5 Top Highlights of Rio de Janeiro

To make your trip to Rio de Janeiro unique, be sure to add these 5 things to do and see to your travel list


Rio de Janeiro landscape

Rio De Janeiro is one of the most visited cities in the Southern hemisphere. Why? Because it’s beautiful
It is also a huge metropolis and despite its peculiar geology, with hills, mountains, and forest inside the metropolitan area, Rio is one of the largest and most populated cities in the world. You could feel downhearted choosing all alone what to see and what to do in this immense city.

We are here for this reason!

We choose to select only Rio de Janeiro highlights in order to give a clear and simple map of the city to everyone.  Only five places you MUST see, no more, no less

Before you read the article, take a look at this Rio de Janeiro Highlights Tour on Globol!

1) Christ The Redeemer

Rio Christ the redeemer

This is not just a symbol for Rio, but for the Brasil as a whole. We can say that Christ the Redeemer is a symbol for the Latin-American Christianity as large. You simply can't come to Rio and do not pay respect to its protector.
Christ the Redeemer statue is a colossus 38 meters tall (eight meters are the pedestal), designed by French sculptor Paul Landowski and built by Brazilian engineer Heitor da Silva Costa, between 1922 and 1931. 
It is located on the top of Corcovado mountain, at 700 meters high.  Christ overlooks the city, with his arms open, in a forgiving posture.
There are many giant statues of Christs all around the world, inspired by the Redeemer of Rio: Wikipedia lists more than thirty sculptures!
In recent years, they restored the statue to make it in perfect shape for 2016 Olympic games. Some stunning pictures show how little is the man in front of Christ.

2) Copacabana

copacabana beach

Copacabana is another place "larger than life": just hearing the name makes you imagine an entire lifestyle, a neverending holiday by the sea, chilling out on wonderful beaches.  Copacabana it's not just a beach, but a whole district where over 160.000 people live. And it is a quite peculiar one. You have the sea, then the beach, then the promenade (designed by the great Brazilian architect designed by Roberto Burle Marx) and then a forest of tall residential buildings, eleven to thirteen stories high, built next to each other. 
Copacabana it's not the classic "town-by-the-sea", with small white pale houses, the old port, and the fishermen village: Copacabana is the metropolis merging with the sea. 
You should come here to see how people can manage to live the regular, metropolitan life, with this tropical paradise just a few steps away!

3) Sugarloaf Mountain

sugarloaf mountain

At the mouth of Guanabara Bay on a peninsula, out into the Atlantic Ocean, in front of Rio, there's a weird shaped mountain. 
It's the Sugarloaf Mountain, another symbol for the community, a distinctive landmark you can admire from everywhere. 
The name "Sugarloaf" was coined in the 16th century because the configuration of the mountain resembles the one of a traditional shape of concentrated refined loaf sugar.
In 2012 became a World Heritage site protected by UNESCO. The Sugarloaf Mountain is famous mainly because its panoramic cableway, inaugurated over 100 years ago.

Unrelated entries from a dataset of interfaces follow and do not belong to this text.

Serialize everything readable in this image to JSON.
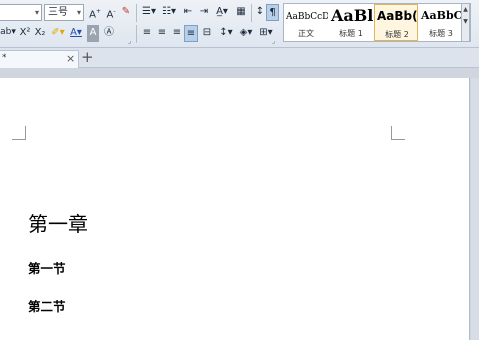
{
  "toolbar": {
    "font_size": "三号",
    "row1": [
      {
        "name": "grow-font-icon",
        "glyph": "A⁺"
      },
      {
        "name": "shrink-font-icon",
        "glyph": "A⁻"
      },
      {
        "name": "clear-format-icon",
        "glyph": "✎"
      },
      {
        "name": "bullets-icon",
        "glyph": "☰"
      },
      {
        "name": "numbering-icon",
        "glyph": "☷"
      },
      {
        "name": "decrease-indent-icon",
        "glyph": "⇤"
      },
      {
        "name": "increase-indent-icon",
        "glyph": "⇥"
      },
      {
        "name": "chinese-layout-icon",
        "glyph": "A"
      },
      {
        "name": "table-icon",
        "glyph": "▦"
      },
      {
        "name": "sort-icon",
        "glyph": "↕"
      },
      {
        "name": "show-marks-icon",
        "glyph": "¶"
      }
    ],
    "row2": [
      {
        "name": "char-case-icon",
        "glyph": "ab"
      },
      {
        "name": "superscript-icon",
        "glyph": "X²"
      },
      {
        "name": "subscript-icon",
        "glyph": "X₂"
      },
      {
        "name": "highlight-icon",
        "glyph": "✐"
      },
      {
        "name": "font-color-icon",
        "glyph": "A"
      },
      {
        "name": "char-shading-icon",
        "glyph": "A"
      },
      {
        "name": "char-border-icon",
        "glyph": "Ⓐ"
      },
      {
        "name": "align-left-icon",
        "glyph": "≡"
      },
      {
        "name": "align-center-icon",
        "glyph": "≡"
      },
      {
        "name": "align-right-icon",
        "glyph": "≡"
      },
      {
        "name": "justify-icon",
        "glyph": "≡"
      },
      {
        "name": "distributed-icon",
        "glyph": "⊟"
      },
      {
        "name": "line-spacing-icon",
        "glyph": "↕≡"
      },
      {
        "name": "shading-icon",
        "glyph": "◈"
      },
      {
        "name": "borders-icon",
        "glyph": "⊞"
      }
    ]
  },
  "styles": [
    {
      "preview": "AaBbCcDc",
      "name": "正文"
    },
    {
      "preview": "AaBl",
      "name": "标题 1"
    },
    {
      "preview": "AaBb(",
      "name": "标题 2"
    },
    {
      "preview": "AaBbC",
      "name": "标题 3"
    }
  ],
  "tab": {
    "title": "*",
    "close": "×",
    "new": "+"
  },
  "document": {
    "heading1": "第一章",
    "section1": "第一节",
    "section2": "第二节"
  }
}
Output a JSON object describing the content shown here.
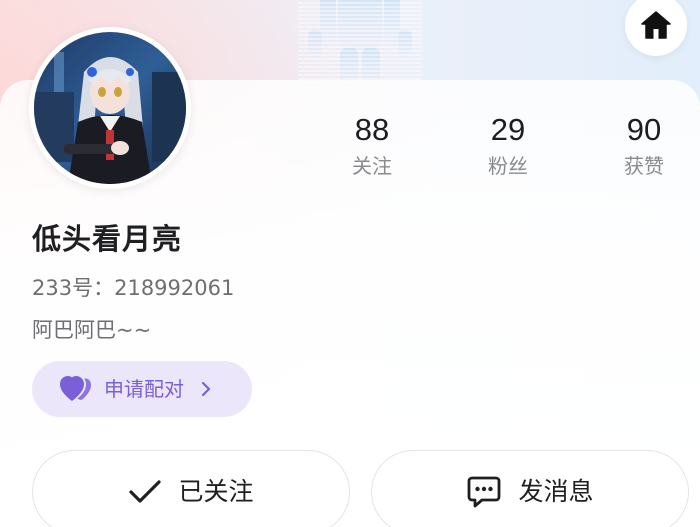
{
  "header": {
    "home_icon": "home-icon"
  },
  "profile": {
    "nickname": "低头看月亮",
    "uid_label": "233号：",
    "uid_value": "218992061",
    "bio": "阿巴阿巴~~"
  },
  "stats": [
    {
      "value": "88",
      "label": "关注"
    },
    {
      "value": "29",
      "label": "粉丝"
    },
    {
      "value": "90",
      "label": "获赞"
    }
  ],
  "match": {
    "label": "申请配对",
    "icon": "double-heart-icon"
  },
  "actions": {
    "follow_label": "已关注",
    "follow_icon": "check-icon",
    "message_label": "发消息",
    "message_icon": "chat-bubble-icon"
  },
  "colors": {
    "accent_purple": "#7a60d8",
    "pill_bg": "#ece6fa",
    "text_primary": "#1f1f22",
    "text_secondary": "#6e6e73"
  }
}
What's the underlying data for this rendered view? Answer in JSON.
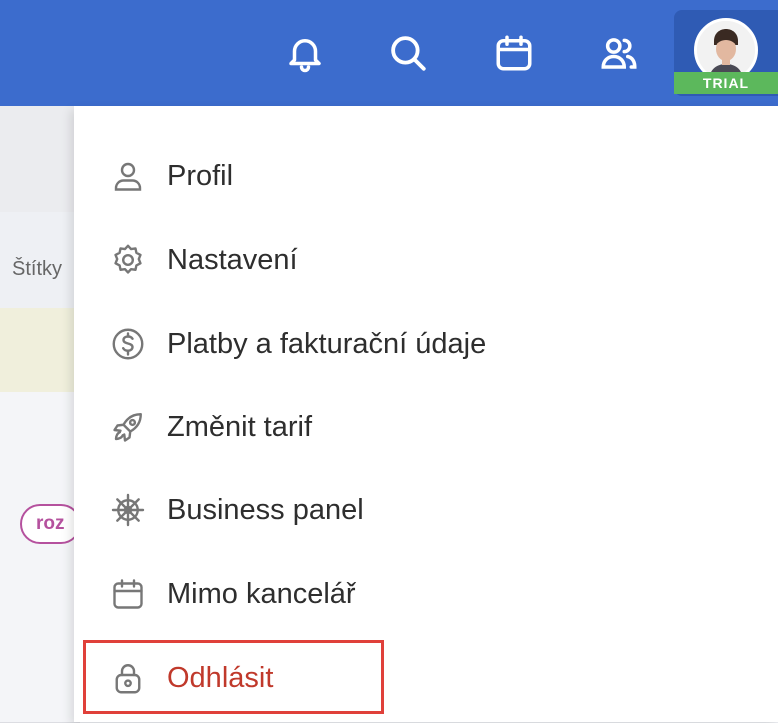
{
  "header": {
    "background_color": "#3c6ccd",
    "icons": [
      "bell-icon",
      "search-icon",
      "calendar-icon",
      "users-icon"
    ],
    "trial_badge": "TRIAL",
    "trial_color": "#5cb85c"
  },
  "background_page": {
    "column_label": "Štítky",
    "tag_pill": "roz"
  },
  "menu": {
    "items": [
      {
        "label": "Profil",
        "icon": "user-icon"
      },
      {
        "label": "Nastavení",
        "icon": "gear-icon"
      },
      {
        "label": "Platby a fakturační údaje",
        "icon": "dollar-icon"
      },
      {
        "label": "Změnit tarif",
        "icon": "rocket-icon"
      },
      {
        "label": "Business panel",
        "icon": "ship-wheel-icon"
      },
      {
        "label": "Mimo kancelář",
        "icon": "calendar-icon"
      },
      {
        "label": "Odhlásit",
        "icon": "lock-icon"
      }
    ],
    "logout_color": "#c0392b",
    "highlight_color": "#e0403a"
  }
}
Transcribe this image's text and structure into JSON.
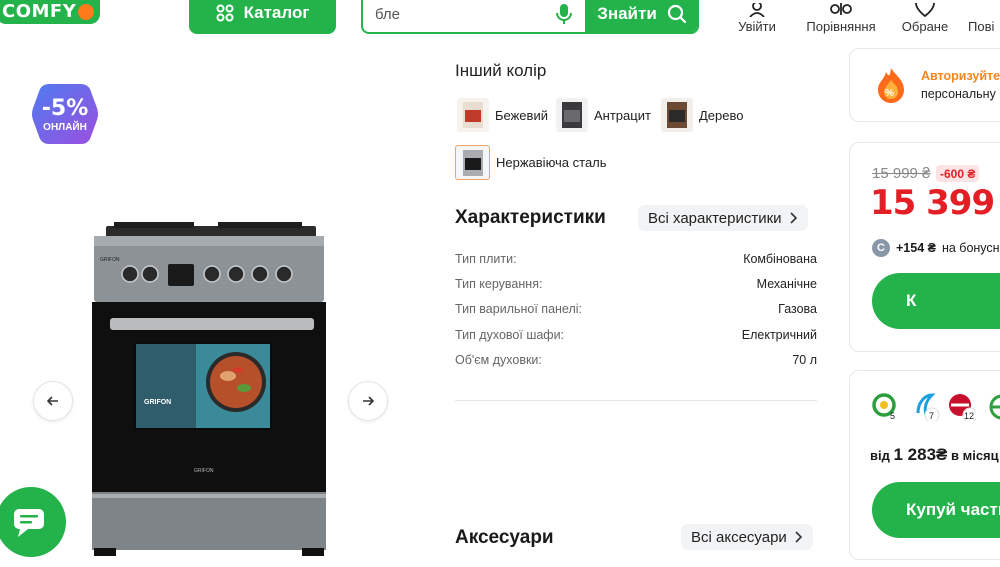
{
  "header": {
    "logo": "COMFY",
    "catalog_label": "Каталог",
    "search_value": "бле",
    "search_button": "Знайти",
    "nav": [
      {
        "label": "Увійти",
        "icon": "user-icon"
      },
      {
        "label": "Порівняння",
        "icon": "scales-icon"
      },
      {
        "label": "Обране",
        "icon": "heart-icon"
      },
      {
        "label": "Пові",
        "icon": "bell-icon"
      }
    ]
  },
  "gallery": {
    "badge_percent": "-5%",
    "badge_caption": "ОНЛАЙН",
    "brand": "GRIFON",
    "prev_icon": "arrow-left-icon",
    "next_icon": "arrow-right-icon",
    "chat_icon": "chat-icon"
  },
  "colors": {
    "title": "Інший колір",
    "options": [
      {
        "label": "Бежевий",
        "swatch": "#e8ddd0",
        "selected": false
      },
      {
        "label": "Антрацит",
        "swatch": "#3a3a3c",
        "selected": false
      },
      {
        "label": "Дерево",
        "swatch": "#6b4a34",
        "selected": false
      },
      {
        "label": "Нержавіюча сталь",
        "swatch": "#b8bcc0",
        "selected": true
      }
    ]
  },
  "specs": {
    "title": "Характеристики",
    "all_link": "Всі характеристики",
    "rows": [
      {
        "label": "Тип плити:",
        "value": "Комбінована"
      },
      {
        "label": "Тип керування:",
        "value": "Механічне"
      },
      {
        "label": "Тип варильної панелі:",
        "value": "Газова"
      },
      {
        "label": "Тип духової шафи:",
        "value": "Електричний"
      },
      {
        "label": "Об'єм духовки:",
        "value": "70 л"
      }
    ]
  },
  "accessories": {
    "title": "Аксесуари",
    "all_link": "Всі аксесуари"
  },
  "auth_card": {
    "line1": "Авторизуйтеся",
    "line2": "персональну ц"
  },
  "price_card": {
    "old_price": "15 999 ₴",
    "discount": "-600 ₴",
    "price": "15 399",
    "currency": "₴",
    "bonus_amount": "+154 ₴",
    "bonus_text": "на бонусни",
    "button_label": "К"
  },
  "credit_card": {
    "banks": [
      {
        "count": "5",
        "color": "#2e9e3e"
      },
      {
        "count": "7",
        "color": "#1a9fe0"
      },
      {
        "count": "12",
        "color": "#c8102e"
      },
      {
        "count": "",
        "color": "#2e9e3e"
      }
    ],
    "from_label": "від",
    "monthly": "1 283",
    "currency": "₴",
    "per_month": "в місяц",
    "button_label": "Купуй части"
  }
}
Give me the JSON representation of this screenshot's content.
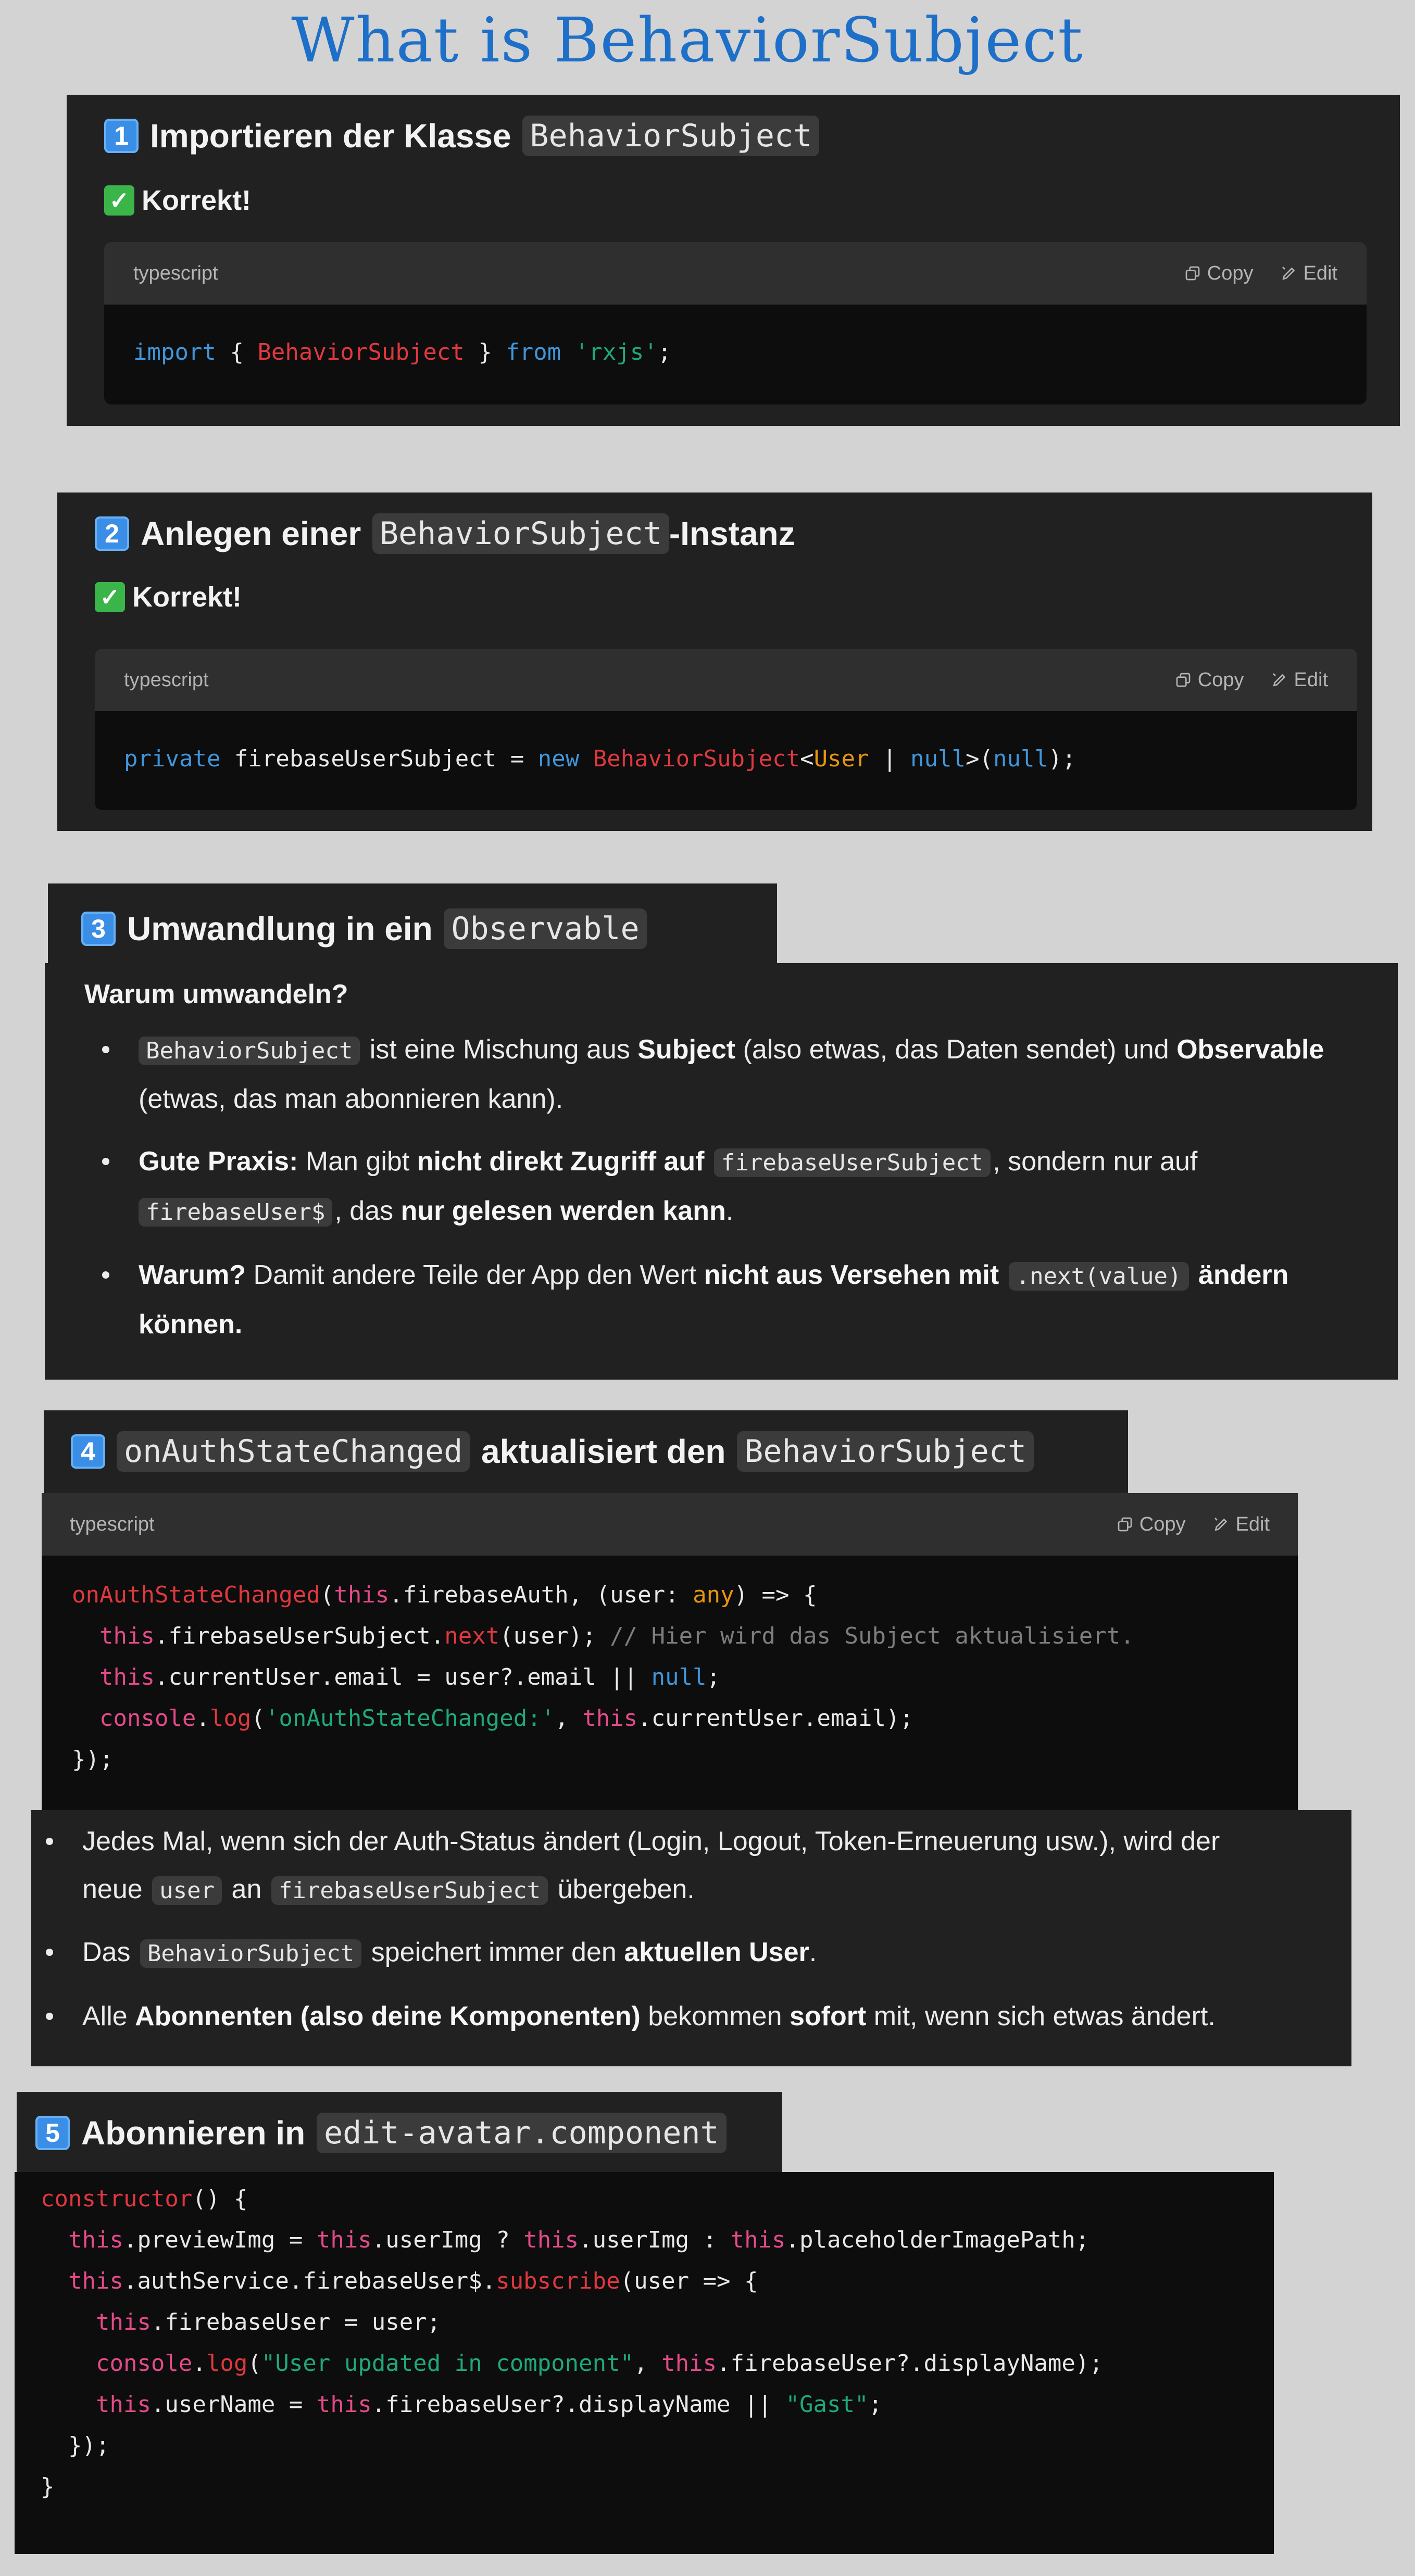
{
  "page_title": "What is BehaviorSubject",
  "ui": {
    "code_lang": "typescript",
    "copy_label": "Copy",
    "edit_label": "Edit",
    "correct_label": "Korrekt!"
  },
  "section1": {
    "number": "1",
    "heading_text": "Importieren der Klasse",
    "heading_code": "BehaviorSubject"
  },
  "section2": {
    "number": "2",
    "heading_text": "Anlegen einer",
    "heading_code": "BehaviorSubject",
    "heading_suffix": "-Instanz"
  },
  "section3": {
    "number": "3",
    "heading_text": "Umwandlung in ein",
    "heading_code": "Observable",
    "subheading": "Warum umwandeln?",
    "b1": {
      "code": "BehaviorSubject",
      "t1": " ist eine Mischung aus ",
      "b_subject": "Subject",
      "t2": " (also etwas, das Daten sendet) und ",
      "b_observable": "Observable",
      "t3": "(etwas, das man abonnieren kann)."
    },
    "b2": {
      "bold1": "Gute Praxis:",
      "t1": " Man gibt ",
      "bold2": "nicht direkt Zugriff auf",
      "code1": "firebaseUserSubject",
      "t2": ", sondern nur auf",
      "code2": "firebaseUser$",
      "t3": ", das ",
      "bold3": "nur gelesen werden kann",
      "t4": "."
    },
    "b3": {
      "bold1": "Warum?",
      "t1": " Damit andere Teile der App den Wert ",
      "bold2": "nicht aus Versehen mit",
      "code": ".next(value)",
      "bold3": "ändern",
      "bold4": "können."
    }
  },
  "section4": {
    "number": "4",
    "heading_code1": "onAuthStateChanged",
    "heading_text": "aktualisiert den",
    "heading_code2": "BehaviorSubject",
    "b1": {
      "t1": "Jedes Mal, wenn sich der Auth-Status ändert (Login, Logout, Token-Erneuerung usw.), wird der",
      "t2": "neue ",
      "code1": "user",
      "t3": " an ",
      "code2": "firebaseUserSubject",
      "t4": " übergeben."
    },
    "b2": {
      "t1": "Das ",
      "code": "BehaviorSubject",
      "t2": " speichert immer den ",
      "bold": "aktuellen User",
      "t3": "."
    },
    "b3": {
      "t1": "Alle ",
      "bold1": "Abonnenten (also deine Komponenten)",
      "t2": " bekommen ",
      "bold2": "sofort",
      "t3": " mit, wenn sich etwas ändert."
    }
  },
  "section5": {
    "number": "5",
    "heading_text": "Abonnieren in",
    "heading_code": "edit-avatar.component"
  },
  "colors": {
    "title": "#1d6fc8",
    "panel": "#212121",
    "code_bg": "#0d0d0d",
    "keyword": "#3f96dc",
    "class": "#e0383f",
    "string": "#1fa97a"
  },
  "icons": [
    "keycap-number-icon",
    "check-mark-icon",
    "copy-icon",
    "edit-icon"
  ]
}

From there, you can enjoy breathtaking views of the city, an experience you can't miss no matter what. 

4) Urca District

URCA district

At the foot of the Sugarloaf Mountain, there is the Urca District a historical residential area immersed in the green vegetation
Here you can feel how the geology of Rio did influence the urbanistic and the way of life. Seems like houses and districts did grow where they could, and Urca is a perfect example. It is a very wealthy district and its history dates back for centuries. The Fortaleza de São João was the first Portuguese settlement in Rio and was established in 1565.
This is a unique face of Rio, the one well sheltered by the mountain and in harmony with nature. 

5) Santa Teresa District

Santa Teresa district

This is another historic district in Rio you can't miss. It does not have roots as ancient as Urca, still, it was built more than two centuries ago, around the Santa Teresa Convent. Santa Teresa District has been just a regular high-class neighborhood for decades, until artists, intellectuals and academics fell in love whit it. Now it is known as Rio's Montmartre and you can spot the bohemian lifestyle everywhere. 
The place is a must-see for its wonderful architecture but also because here you can find some great exhibitions, including works of artist such as Matisse, Jean Metzinger, Eliseu Visconti, Di Cavalcanti, and Candido Portinari.